Items from an interface collection
★ ★ ★ ★ ★ ★ ★

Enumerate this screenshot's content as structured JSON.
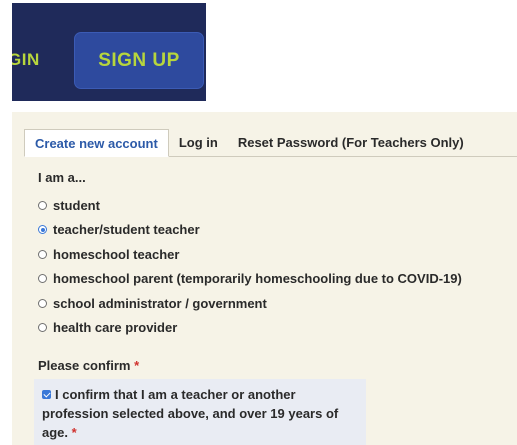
{
  "banner": {
    "signin_fragment": "GIN",
    "signup_label": "SIGN UP"
  },
  "tabs": [
    {
      "label": "Create new account",
      "active": true
    },
    {
      "label": "Log in",
      "active": false
    },
    {
      "label": "Reset Password (For Teachers Only)",
      "active": false
    }
  ],
  "role": {
    "label": "I am a...",
    "options": [
      {
        "label": "student",
        "checked": false
      },
      {
        "label": "teacher/student teacher",
        "checked": true
      },
      {
        "label": "homeschool teacher",
        "checked": false
      },
      {
        "label": "homeschool parent (temporarily homeschooling due to COVID-19)",
        "checked": false
      },
      {
        "label": "school administrator / government",
        "checked": false
      },
      {
        "label": "health care provider",
        "checked": false
      }
    ]
  },
  "confirm": {
    "label": "Please confirm",
    "required_marker": "*",
    "checkbox_text": "I confirm that I am a teacher or another profession selected above, and over 19 years of age.",
    "checkbox_required_marker": "*",
    "checked": true
  },
  "colors": {
    "banner_bg": "#1f2a5a",
    "accent_green": "#b7d63d",
    "signup_bg": "#2e4a9e",
    "panel_bg": "#f6f3e7",
    "active_tab_text": "#2c5aa8",
    "radio_blue": "#3a78d8",
    "required_red": "#d0312d"
  }
}
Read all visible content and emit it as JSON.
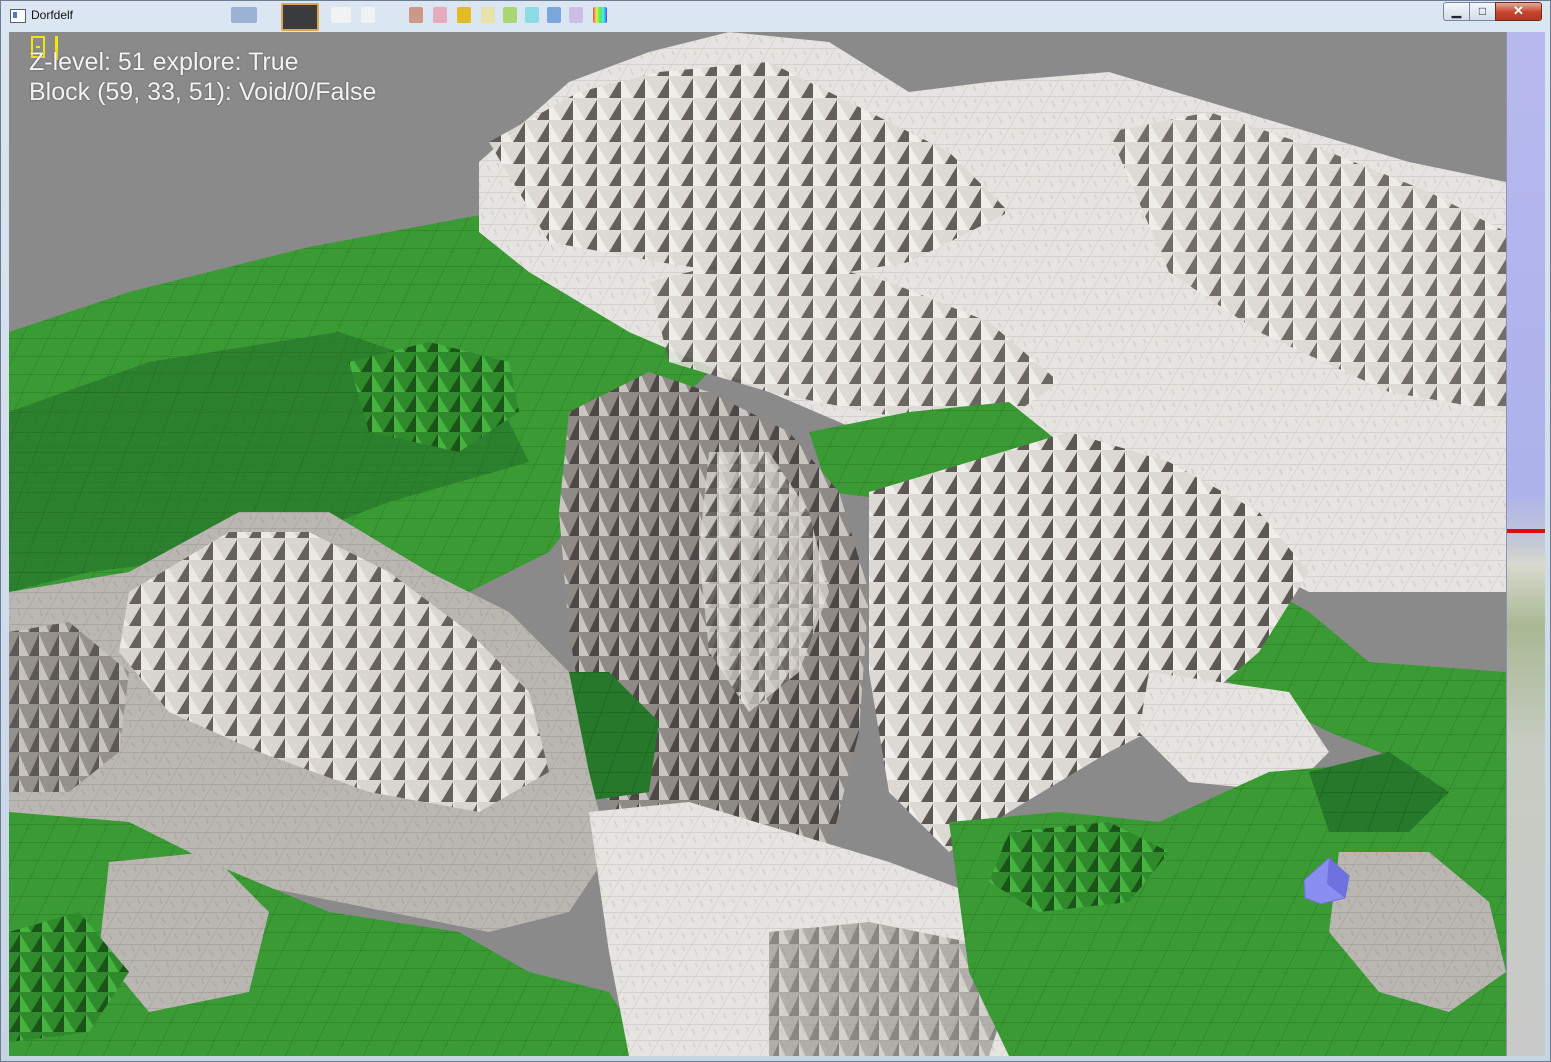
{
  "window": {
    "title": "Dorfdelf",
    "minimize_glyph": "▁",
    "maximize_glyph": "□",
    "close_glyph": "✕"
  },
  "hud": {
    "fps_text": "8 |",
    "zlevel_line": "Z-level: 51  explore: True",
    "block_line": "Block (59, 33, 51): Void/0/False"
  },
  "zbar": {
    "current_level_fraction": 0.485,
    "marker_color": "#e20c0c"
  },
  "colors": {
    "sky": "#8a8a8a",
    "grass": "#3a9a34",
    "grass_dark": "#1f6a1e",
    "stone_light": "#e6e4e0",
    "stone_mid": "#bdbab6",
    "stone_dark": "#6e6966",
    "water": "#8a8ef0"
  },
  "icons": {
    "app": "window-app-icon"
  }
}
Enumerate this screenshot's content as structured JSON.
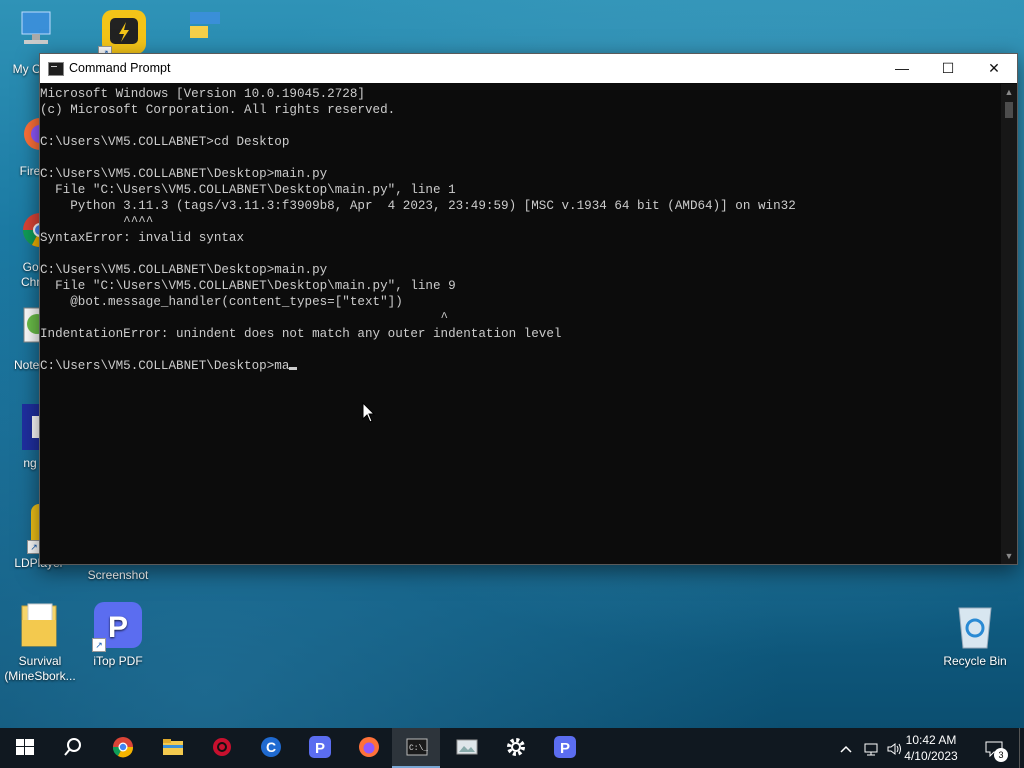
{
  "desktop": {
    "icons": [
      {
        "label": "My Co",
        "kind": "computer"
      },
      {
        "label": "Fire",
        "kind": "firefox"
      },
      {
        "label": "Goo Chro",
        "kind": "chrome"
      },
      {
        "label": "Notep",
        "kind": "notepad"
      },
      {
        "label": "ng",
        "kind": "ngrok"
      },
      {
        "label": "LDPlayer",
        "kind": "ldplayer"
      },
      {
        "label": "Screenshot",
        "kind": "screenshot"
      },
      {
        "label": "Survival (MineSbork...",
        "kind": "folder"
      },
      {
        "label": "iTop PDF",
        "kind": "itop-pdf"
      },
      {
        "label": "Recycle Bin",
        "kind": "recycle-bin"
      }
    ]
  },
  "window": {
    "title": "Command Prompt",
    "buttons": {
      "minimize": "—",
      "maximize": "☐",
      "close": "✕"
    }
  },
  "console": {
    "lines": [
      "Microsoft Windows [Version 10.0.19045.2728]",
      "(c) Microsoft Corporation. All rights reserved.",
      "",
      "C:\\Users\\VM5.COLLABNET>cd Desktop",
      "",
      "C:\\Users\\VM5.COLLABNET\\Desktop>main.py",
      "  File \"C:\\Users\\VM5.COLLABNET\\Desktop\\main.py\", line 1",
      "    Python 3.11.3 (tags/v3.11.3:f3909b8, Apr  4 2023, 23:49:59) [MSC v.1934 64 bit (AMD64)] on win32",
      "           ^^^^",
      "SyntaxError: invalid syntax",
      "",
      "C:\\Users\\VM5.COLLABNET\\Desktop>main.py",
      "  File \"C:\\Users\\VM5.COLLABNET\\Desktop\\main.py\", line 9",
      "    @bot.message_handler(content_types=[\"text\"])",
      "                                                     ^",
      "IndentationError: unindent does not match any outer indentation level",
      "",
      "C:\\Users\\VM5.COLLABNET\\Desktop>ma"
    ]
  },
  "taskbar": {
    "apps": [
      "start",
      "search",
      "chrome",
      "file-explorer",
      "red-app",
      "ccleaner",
      "itop-pdf",
      "firefox",
      "command-prompt",
      "photo-viewer",
      "settings",
      "itop-pdf-2"
    ],
    "clock": {
      "time": "10:42 AM",
      "date": "4/10/2023"
    },
    "notification_count": "3"
  },
  "colors": {
    "console_bg": "#0c0c0c",
    "console_fg": "#cccccc",
    "taskbar": "#101820"
  }
}
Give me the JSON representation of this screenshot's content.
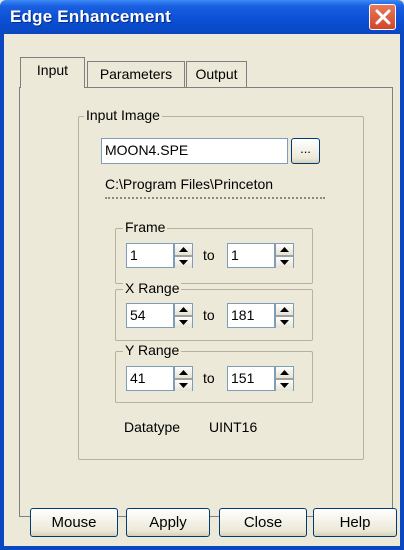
{
  "window": {
    "title": "Edge Enhancement"
  },
  "tabs": [
    {
      "label": "Input"
    },
    {
      "label": "Parameters"
    },
    {
      "label": "Output"
    }
  ],
  "input_image": {
    "group_label": "Input Image",
    "filename": "MOON4.SPE",
    "browse_label": "...",
    "path": "C:\\Program Files\\Princeton"
  },
  "frame": {
    "label": "Frame",
    "from": "1",
    "to_label": "to",
    "to": "1"
  },
  "x_range": {
    "label": "X Range",
    "from": "54",
    "to_label": "to",
    "to": "181"
  },
  "y_range": {
    "label": "Y Range",
    "from": "41",
    "to_label": "to",
    "to": "151"
  },
  "datatype": {
    "label": "Datatype",
    "value": "UINT16"
  },
  "buttons": {
    "mouse": "Mouse",
    "apply": "Apply",
    "close": "Close",
    "help": "Help"
  },
  "colors": {
    "title_bar": "#0a4fd4",
    "close_button": "#d1462a",
    "dialog_bg": "#ece9d8"
  }
}
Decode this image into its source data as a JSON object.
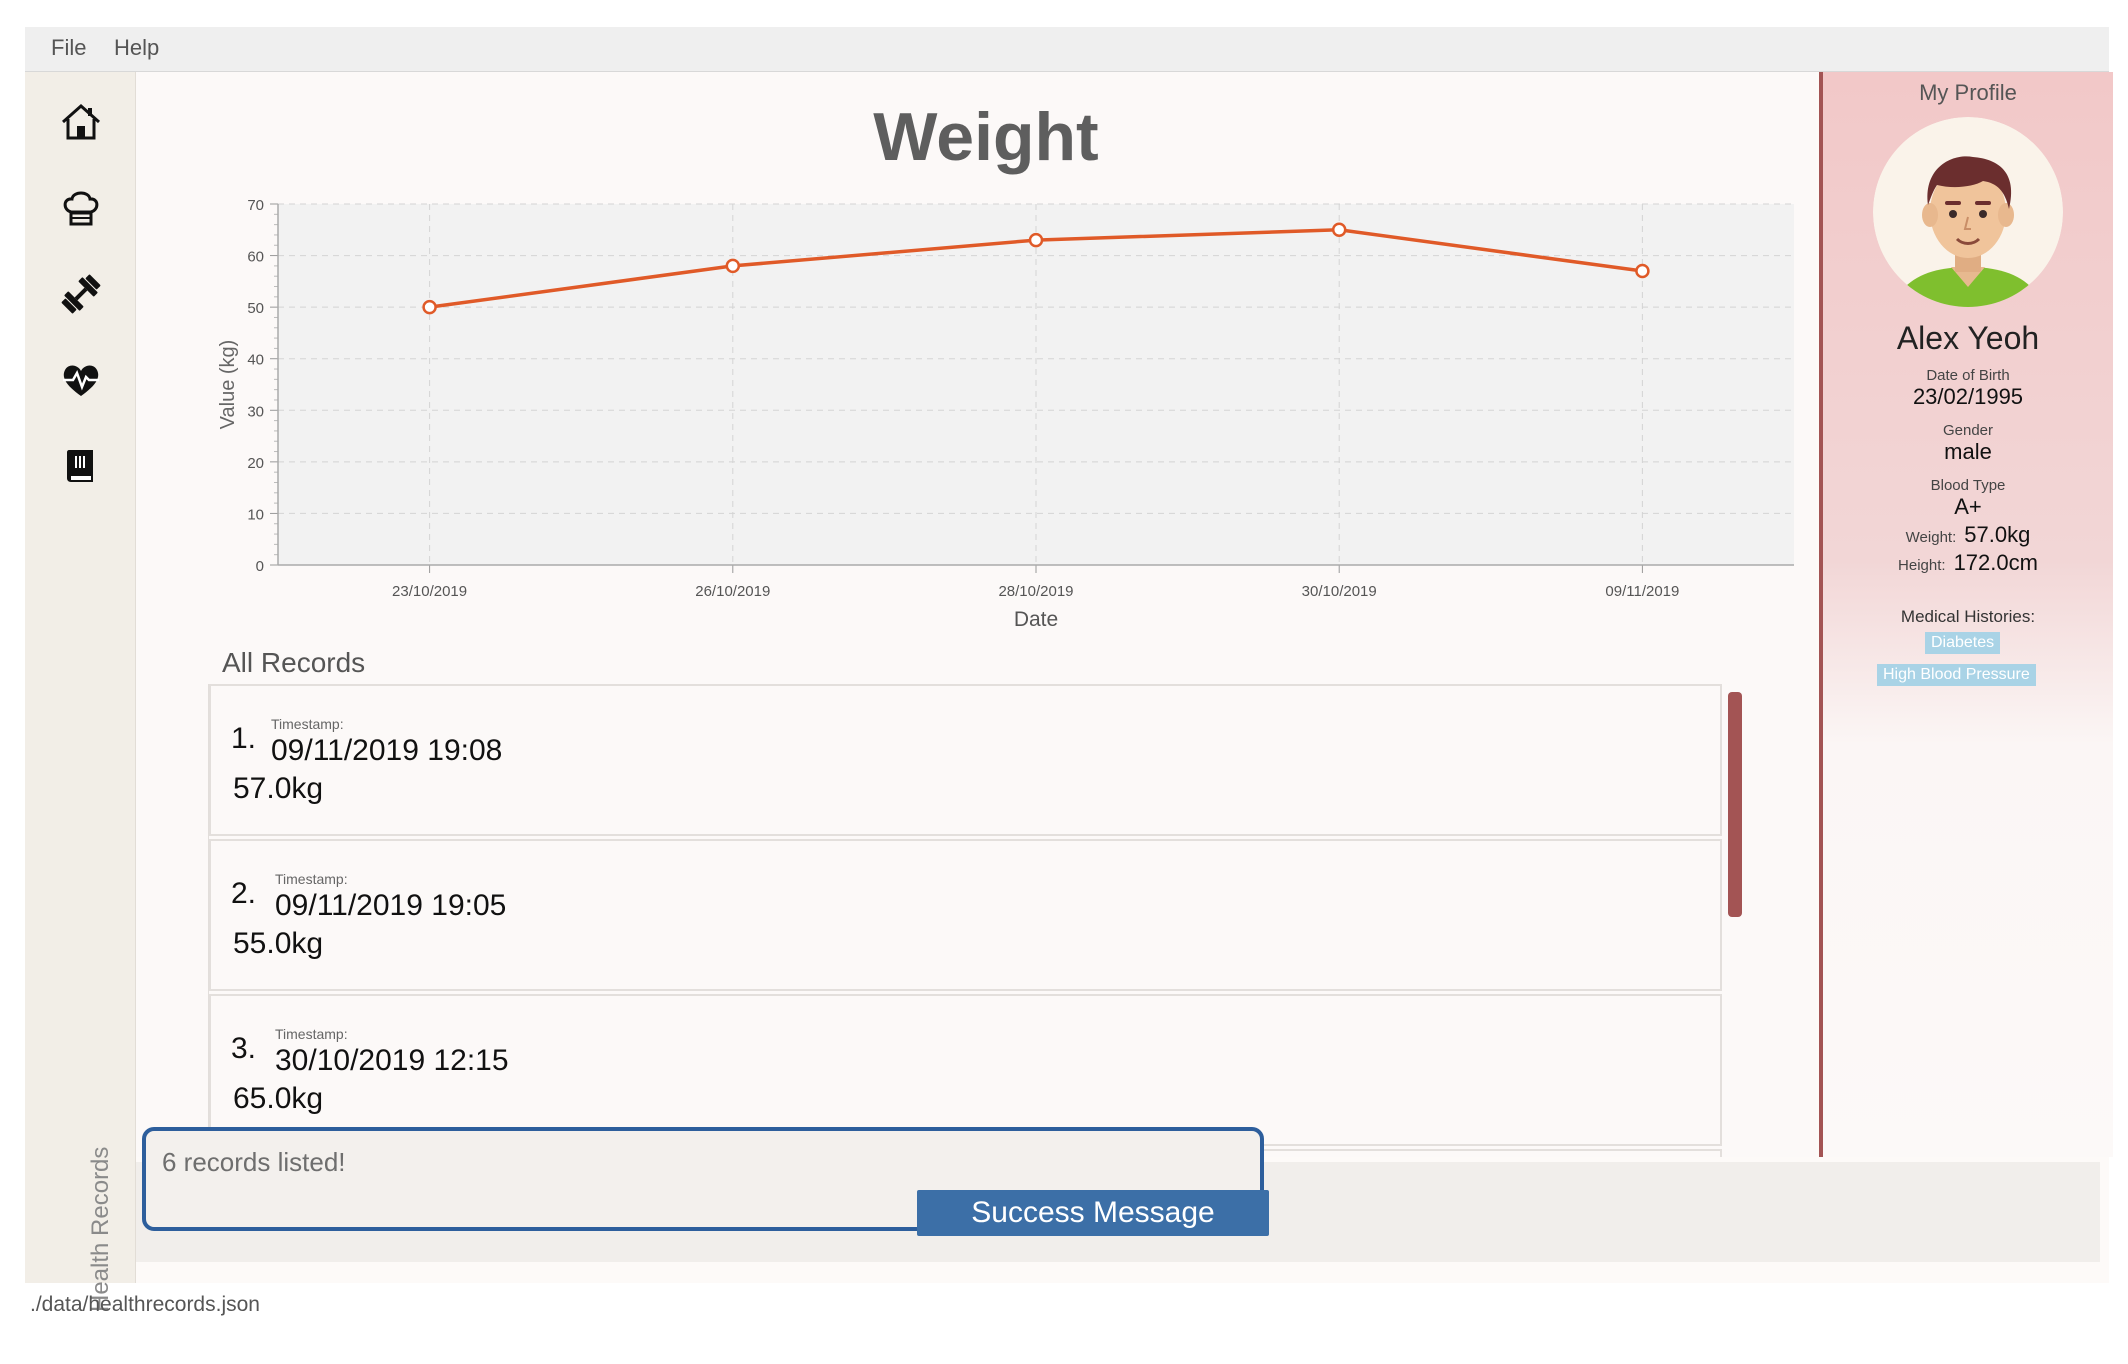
{
  "menu": {
    "file": "File",
    "help": "Help"
  },
  "nav": {
    "items": [
      {
        "name": "home-icon"
      },
      {
        "name": "chef-hat-icon"
      },
      {
        "name": "dumbbell-icon"
      },
      {
        "name": "heartbeat-icon"
      },
      {
        "name": "book-icon"
      }
    ],
    "section_label": "Health Records"
  },
  "page": {
    "title": "Weight"
  },
  "chart_data": {
    "type": "line",
    "title": "",
    "xlabel": "Date",
    "ylabel": "Value (kg)",
    "ylim": [
      0,
      70
    ],
    "yticks": [
      0,
      10,
      20,
      30,
      40,
      50,
      60,
      70
    ],
    "categories": [
      "23/10/2019",
      "26/10/2019",
      "28/10/2019",
      "30/10/2019",
      "09/11/2019"
    ],
    "series": [
      {
        "values": [
          50,
          58,
          63,
          65,
          57
        ]
      }
    ],
    "grid": true,
    "color": "#e05a28"
  },
  "records": {
    "title": "All Records",
    "timestamp_label": "Timestamp:",
    "items": [
      {
        "index": "1.",
        "timestamp": "09/11/2019 19:08",
        "value": "57.0kg"
      },
      {
        "index": "2.",
        "timestamp": "09/11/2019 19:05",
        "value": "55.0kg"
      },
      {
        "index": "3.",
        "timestamp": "30/10/2019 12:15",
        "value": "65.0kg"
      }
    ]
  },
  "profile": {
    "header": "My Profile",
    "name": "Alex Yeoh",
    "dob_label": "Date of Birth",
    "dob": "23/02/1995",
    "gender_label": "Gender",
    "gender": "male",
    "blood_label": "Blood Type",
    "blood": "A+",
    "weight_label": "Weight:",
    "weight": "57.0kg",
    "height_label": "Height:",
    "height": "172.0cm",
    "med_title": "Medical Histories:",
    "med_tags": [
      "Diabetes",
      "High Blood Pressure"
    ]
  },
  "result": {
    "message": "6 records listed!",
    "banner": "Success Message"
  },
  "status": {
    "path": "./data/healthrecords.json"
  },
  "colors": {
    "accent": "#a35454",
    "series": "#e05a28",
    "banner": "#3c6fa7",
    "border": "#2d5e9c"
  }
}
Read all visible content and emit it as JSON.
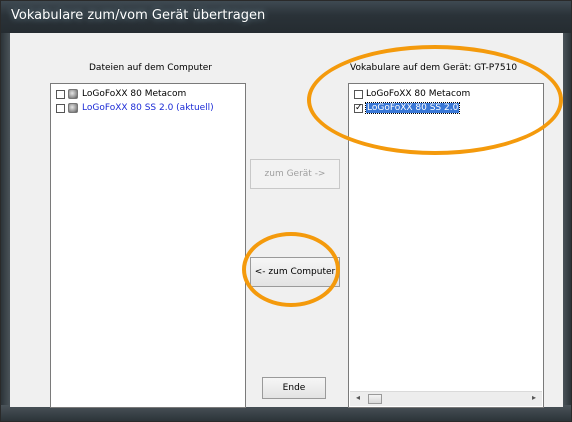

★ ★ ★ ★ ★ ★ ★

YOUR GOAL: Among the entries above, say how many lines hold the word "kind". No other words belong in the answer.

RESULT OF THE TASK: 10